You have your game plan set, and you’re ready for your big event. BEOs proofed and signed? Check. POE updated and ready to distribute? Check. Rooming list triple-checked and all VIPs upgraded? Check. Presentations loaded into the show machine and proofed one final time? Check. Security ordered … Wait! If you can’t check that final item off your list, your entire event is at risk.

An overnighter?

securitybadgeWhether you’re hosting a meeting for an internal or external audience, think about having security on hand. If you have production equipment in the ballroom, you’ll want someone to guard it overnight. This person should have a list of who is and who isn’t allowed in the room. They should ask for ID whenever someone claiming to be authorized walks in. (I once had a security guard ask me for ID, and I was the one who signed the contract. I tipped him generously because he was interested in only one thing: Protecting my gear.)

Make sure you give the person guarding the space a map of the area they’re watching. If your setup includes rear-screen projection, there are probably doors behind the screens that could be an access point. If your security doesn’t know what’s back there, they aren’t watching it. Have room service deliver coffee to your security person around 2 a.m. Many hotels have 24-hour room service or late-night limited menus. Make sure whoever is paid to watch your things is awake and alert. No room service overnight? Order a carafe of coffee, so it’s there all night.

Really big meetings

If you’re hosting an event with more than 1,000 people, I highly recommend security for the event and the overnights. Put that many people in one place at one time and you increase the odds of someone having a mishap.

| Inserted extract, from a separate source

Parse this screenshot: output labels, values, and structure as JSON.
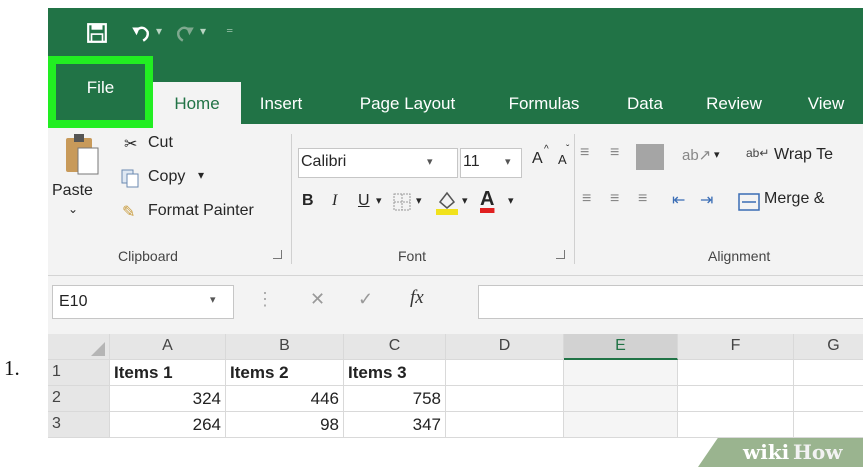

Having someone who’s trained in CPR and first aid standing by may save a life. Larger crowds are more difficult to manage. You may need badge checkers at doors, and they may need backup should they be challenged by an uninvited guest (think: the competition).

Consider having a security guard to handle potential crashers whenever you have a party/event outside the host property. This person should also watch for guests who overindulge or any other unexpected thing that may arise. You’re busy enough without having to listen to someone try to sweet-talk their way into your event.

Bottom line

Make sure you hire the security you need. Do you want retired or off-duty police officers, or can security professionals meet your goal? My advice: Don’t skimp on the important stuff. Hire a firm with a solid reputation that comes recommended by the hotel or venue. It helps to have that person familiar with the building they’ll be working in.

Introduce your hired security to the hotel’s head of security. It’s good to have everyone aware of who is in the building and what their role is. Nothing makes you feel more secure in your plan than having the right people in place to handle whatever comes up. Hiring security is one of the best ways to do that.

See all 33 skills you need to be an effective plannner.


Did we miss anything? Share your tips for on-site security in the comment section below.